Morton-- English and Scottish: habitational name from any of the many places called Mor(e)ton, named in Old English as ‘settlement (tun) by or on a marsh or moor (mor)’. Swedish: variant of Martin. French: contracted form of Moreton 2. Americanized form of one or more like-sounding Jewish surnames or of various other non-English names bearing some kind of similarity to it.
Marmaduke-- I found the meaning for this at behindthename.com (not the surname section.) Derived from the Old Irish name Mael Maedoc meaning "disciple of Saint Maedoc". Maedoc was the name of several early Irish saints. Also, according to my geneology sources, most of those with the surname, came to the U.S. from Ireland.

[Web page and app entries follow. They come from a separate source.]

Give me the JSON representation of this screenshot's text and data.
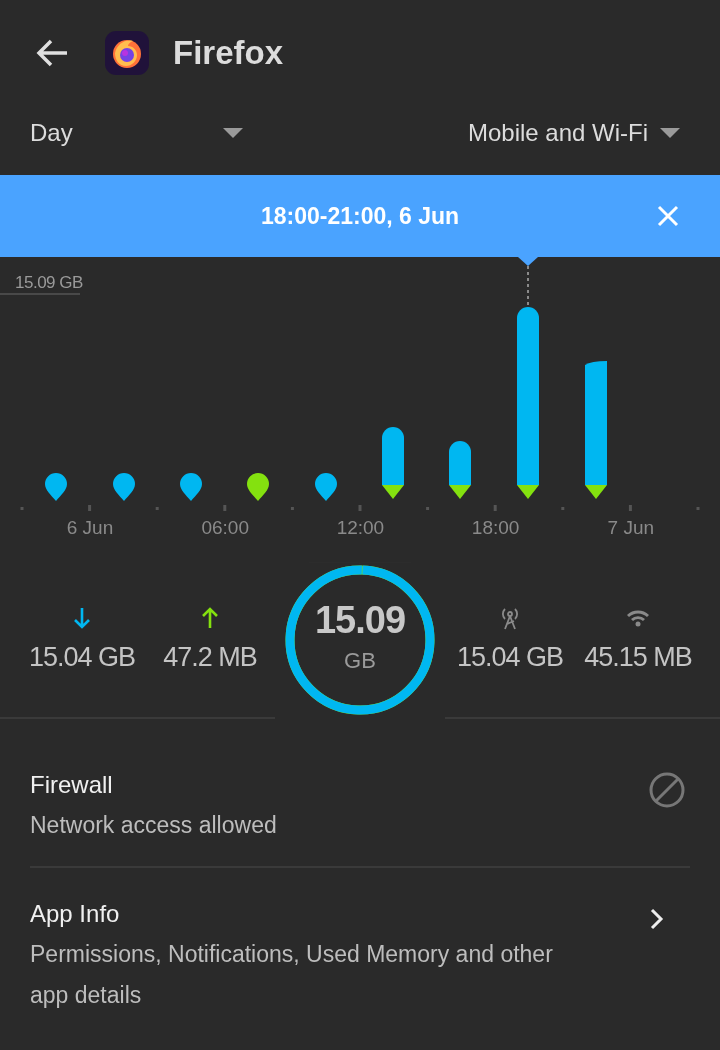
{
  "header": {
    "title": "Firefox"
  },
  "filters": [
    {
      "label": "Day"
    },
    {
      "label": "Mobile and Wi-Fi"
    }
  ],
  "banner": {
    "text": "18:00-21:00, 6 Jun"
  },
  "chart": {
    "max_label": "15.09 GB",
    "x_labels": [
      "6 Jun",
      "06:00",
      "12:00",
      "18:00",
      "7 Jun"
    ]
  },
  "stats": [
    {
      "kind": "download",
      "value": "15.04 GB"
    },
    {
      "kind": "upload",
      "value": "47.2 MB"
    },
    {
      "kind": "mobile",
      "value": "15.04 GB"
    },
    {
      "kind": "wifi",
      "value": "45.15 MB"
    }
  ],
  "total": {
    "value": "15.09",
    "unit": "GB",
    "level": 0.997
  },
  "settings": [
    {
      "kind": "blocked",
      "title": "Firewall",
      "subtitle": "Network access allowed"
    },
    {
      "kind": "link",
      "title": "App Info",
      "subtitle": "Permissions, Notifications, Used Memory and other app details"
    }
  ]
}
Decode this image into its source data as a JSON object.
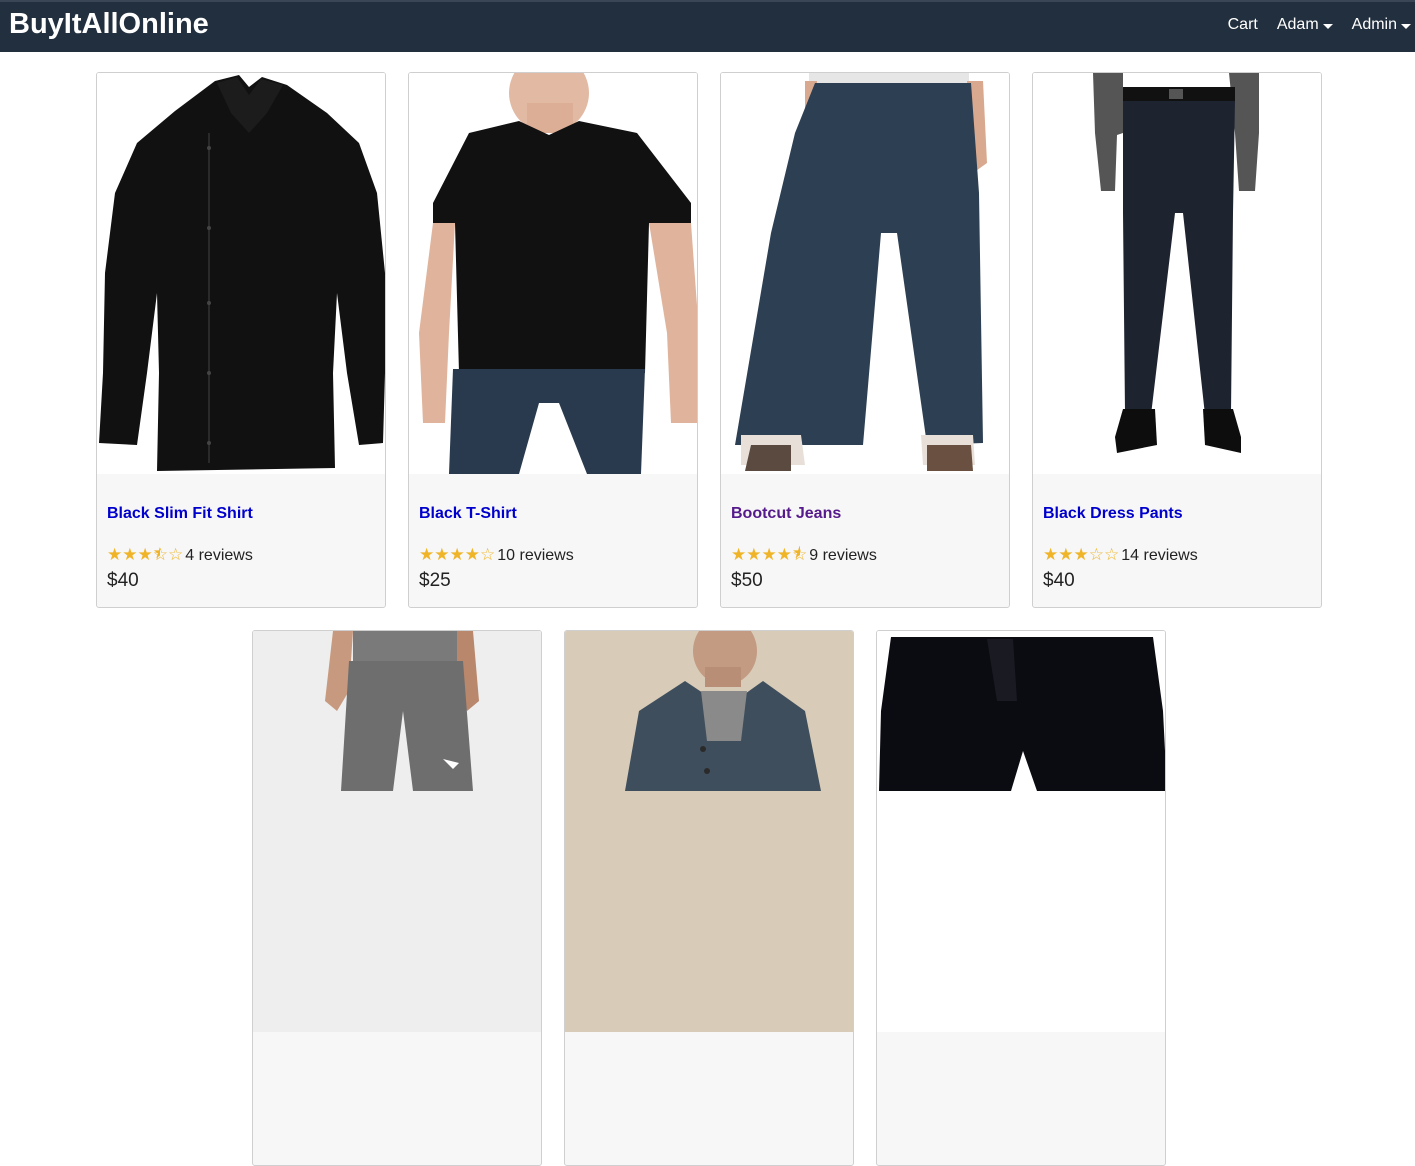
{
  "navbar": {
    "brand": "BuyItAllOnline",
    "cart": "Cart",
    "user": "Adam",
    "admin": "Admin"
  },
  "products": [
    {
      "name": "Black Slim Fit Shirt",
      "rating": 3.5,
      "reviews": "4 reviews",
      "price": "$40",
      "link_color": "#0000cc"
    },
    {
      "name": "Black T-Shirt",
      "rating": 4,
      "reviews": "10 reviews",
      "price": "$25",
      "link_color": "#0000cc"
    },
    {
      "name": "Bootcut Jeans",
      "rating": 4.5,
      "reviews": "9 reviews",
      "price": "$50",
      "link_color": "#551a8b"
    },
    {
      "name": "Black Dress Pants",
      "rating": 3,
      "reviews": "14 reviews",
      "price": "$40",
      "link_color": "#0000cc"
    },
    {
      "name": "",
      "rating": null,
      "reviews": "",
      "price": "",
      "link_color": "#0000cc"
    },
    {
      "name": "",
      "rating": null,
      "reviews": "",
      "price": "",
      "link_color": "#0000cc"
    },
    {
      "name": "",
      "rating": null,
      "reviews": "",
      "price": "",
      "link_color": "#0000cc"
    }
  ],
  "colors": {
    "navbar_bg": "#222f3e",
    "star": "#f0b429",
    "card_footer_bg": "#f7f7f7"
  }
}
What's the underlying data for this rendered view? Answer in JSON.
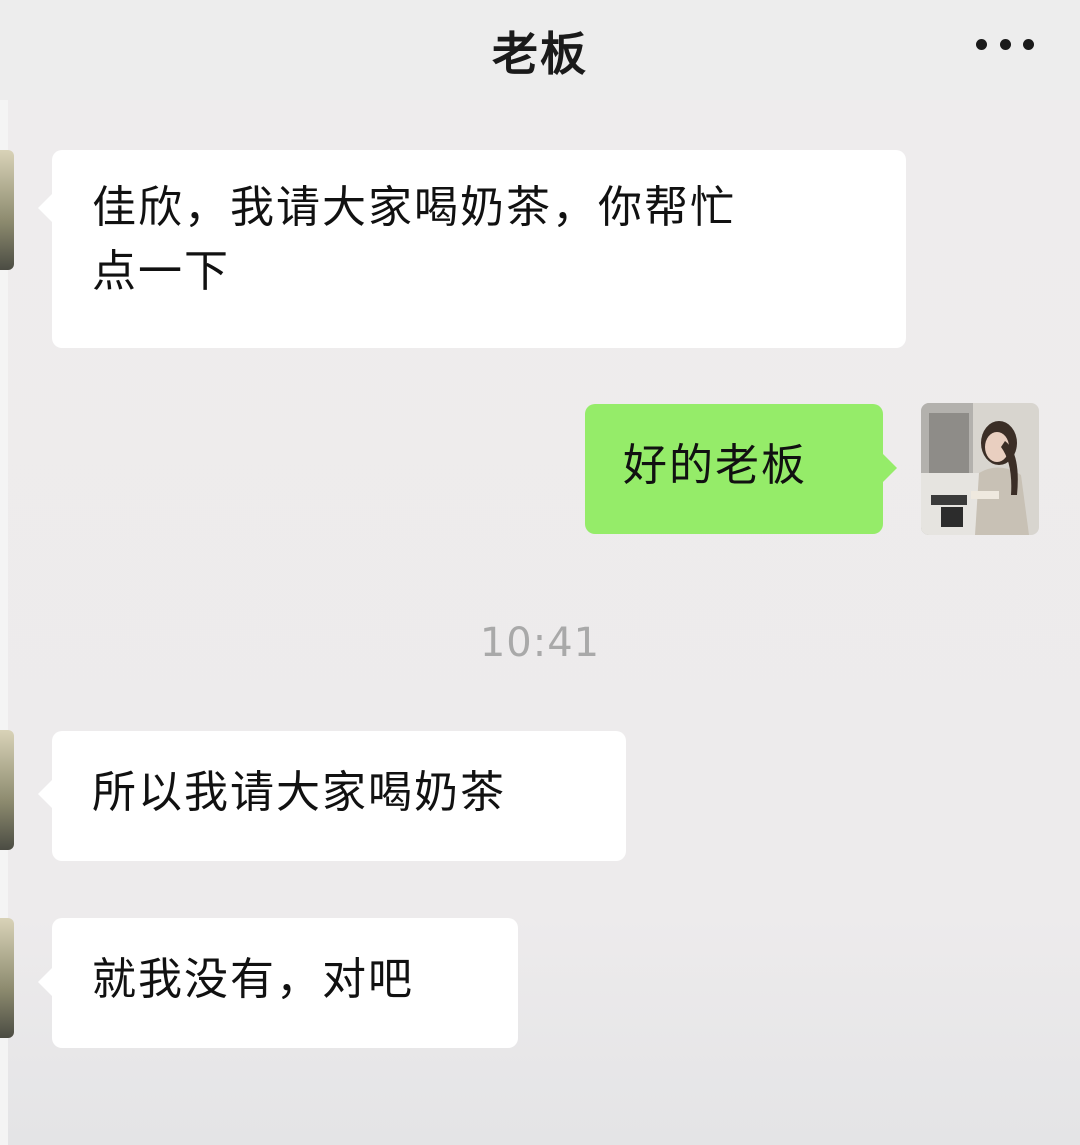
{
  "header": {
    "title": "老板",
    "more_icon": "more-dots-icon"
  },
  "messages": [
    {
      "direction": "in",
      "text_line1": "佳欣，我请大家喝奶茶，你帮忙",
      "text_line2": "点一下"
    },
    {
      "direction": "out",
      "text": "好的老板"
    },
    {
      "direction": "in",
      "text": "所以我请大家喝奶茶"
    },
    {
      "direction": "in",
      "text": "就我没有，对吧"
    }
  ],
  "timestamp": "10:41",
  "colors": {
    "incoming_bubble": "#ffffff",
    "outgoing_bubble": "#95ec69",
    "background": "#ededed"
  }
}
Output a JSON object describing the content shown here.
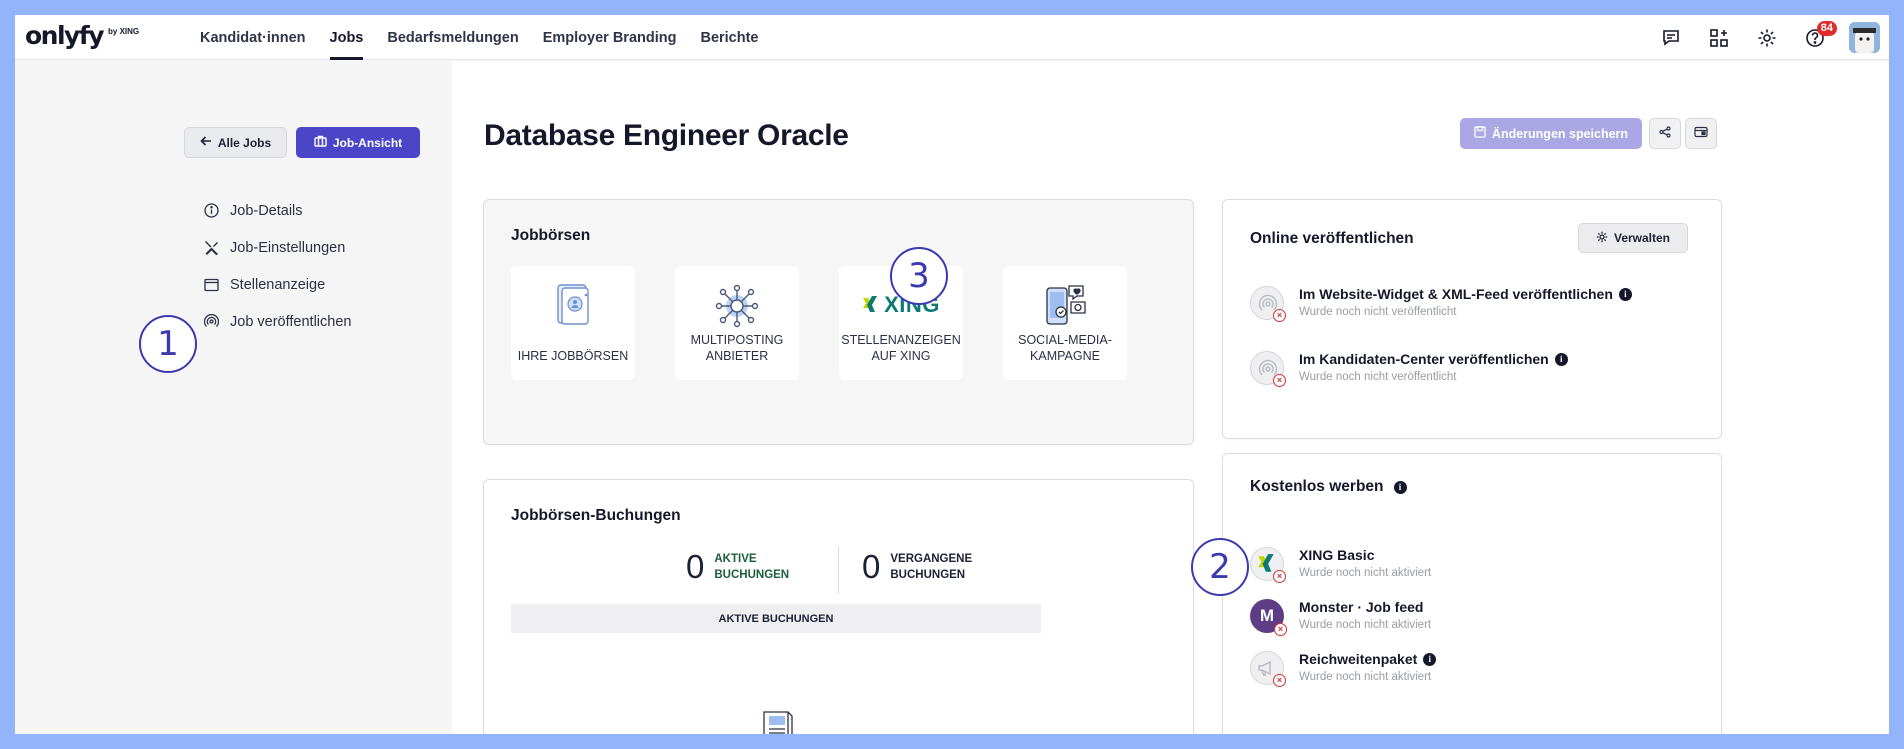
{
  "brand": {
    "logo_text": "onlyfy",
    "logo_suffix": "by XING"
  },
  "nav": {
    "items": [
      "Kandidat·innen",
      "Jobs",
      "Bedarfsmeldungen",
      "Employer Branding",
      "Berichte"
    ],
    "active": "Jobs"
  },
  "topbar": {
    "help_badge": "84",
    "icons": [
      "chat-icon",
      "apps-add-icon",
      "gear-icon",
      "help-icon"
    ]
  },
  "sidebar": {
    "back_label": "Alle Jobs",
    "view_label": "Job-Ansicht",
    "items": [
      {
        "label": "Job-Details",
        "icon": "info-icon"
      },
      {
        "label": "Job-Einstellungen",
        "icon": "tools-icon"
      },
      {
        "label": "Stellenanzeige",
        "icon": "window-icon"
      },
      {
        "label": "Job veröffentlichen",
        "icon": "broadcast-icon"
      }
    ]
  },
  "callouts": [
    "1",
    "2",
    "3"
  ],
  "header": {
    "title": "Database Engineer Oracle",
    "save_label": "Änderungen speichern"
  },
  "jobboards": {
    "title": "Jobbörsen",
    "tiles": [
      {
        "label": "IHRE JOBBÖRSEN",
        "icon": "document-ring-icon"
      },
      {
        "label": "MULTIPOSTING\nANBIETER",
        "icon": "network-icon"
      },
      {
        "label": "STELLENANZEIGEN\nAUF XING",
        "icon": "xing-logo",
        "logo_text": "XING"
      },
      {
        "label": "SOCIAL-MEDIA-\nKAMPAGNE",
        "icon": "social-phone-icon"
      }
    ]
  },
  "bookings": {
    "title": "Jobbörsen-Buchungen",
    "active_count": "0",
    "active_label": "AKTIVE\nBUCHUNGEN",
    "past_count": "0",
    "past_label": "VERGANGENE\nBUCHUNGEN",
    "tab_label": "AKTIVE BUCHUNGEN"
  },
  "publish": {
    "title": "Online veröffentlichen",
    "manage_label": "Verwalten",
    "items": [
      {
        "title": "Im Website-Widget & XML-Feed veröffentlichen",
        "status": "Wurde noch nicht veröffentlicht"
      },
      {
        "title": "Im Kandidaten-Center veröffentlichen",
        "status": "Wurde noch nicht veröffentlicht"
      }
    ]
  },
  "free": {
    "title": "Kostenlos werben",
    "items": [
      {
        "title": "XING Basic",
        "status": "Wurde noch nicht aktiviert",
        "info": false
      },
      {
        "title": "Monster · Job feed",
        "status": "Wurde noch nicht aktiviert",
        "info": false
      },
      {
        "title": "Reichweitenpaket",
        "status": "Wurde noch nicht aktiviert",
        "info": true
      }
    ]
  },
  "colors": {
    "primary": "#4b46c8",
    "primary_disabled": "#aaa7e4",
    "xing_green": "#c6d300",
    "xing_teal": "#0a7a73",
    "error": "#d63333",
    "frame": "#93b3fb",
    "callout": "#3a3ab0"
  }
}
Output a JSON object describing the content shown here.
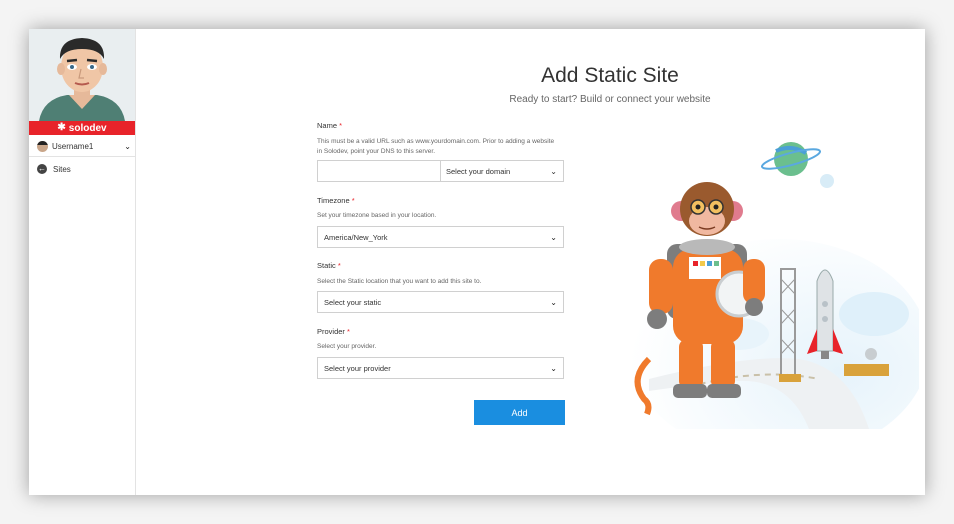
{
  "sidebar": {
    "brand": "solodev",
    "username": "Username1",
    "nav": [
      {
        "label": "Sites"
      }
    ]
  },
  "header": {
    "title": "Add Static Site",
    "subtitle": "Ready to start? Build or connect your website"
  },
  "form": {
    "name": {
      "label": "Name",
      "required": "*",
      "help": "This must be a valid URL such as www.yourdomain.com. Prior to adding a website in Solodev, point your DNS to this server.",
      "value": "",
      "domain_placeholder": "Select your domain"
    },
    "timezone": {
      "label": "Timezone",
      "required": "*",
      "help": "Set your timezone based in your location.",
      "value": "America/New_York"
    },
    "static": {
      "label": "Static",
      "required": "*",
      "help": "Select the Static location that you want to add this site to.",
      "value": "Select your static"
    },
    "provider": {
      "label": "Provider",
      "required": "*",
      "help": "Select your provider.",
      "value": "Select your provider"
    },
    "submit_label": "Add"
  },
  "colors": {
    "brand_red": "#e8232a",
    "button_blue": "#1a8ee0",
    "astronaut_orange": "#f07a2c"
  },
  "icons": [
    "chevron-down-icon",
    "back-arrow-icon",
    "solodev-star-icon"
  ]
}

Melendy-- Of Scottish, Welsh, or English origin, but uncertain etymology. It is recorded in the 17th century in Scotland and subsequently in Boldre, Hampshire. Most probably it is a habitational name from Welsh melin ‘mill’ + dy, lenited form of ty ‘house’. Place names of Welsh origin are found not only in Wales and western England, but also in southern Scotland, where Welsh was spoken in earlier centuries.
Wells-- English: habitational name from any of several places named with the plural of Old English well(a) ‘spring’, ‘stream’, or a topopgraphical name from this word (in its plural form), for example Wells in Somerset or Wells-next-the-Sea in Norfolk. Translation of French Dupuis or any of its variants.
Mackling-- I couldn't find this particular name but possibly it's a variant of the surname, Macklin. Macklin is English in usage but unexplained in etymology. It occurs chiefly in Hampshire and Wiltshire. It is also established in Ireland, where it may be an Anglicized form of Gaelic Mac Giolla Eóin (see McLean).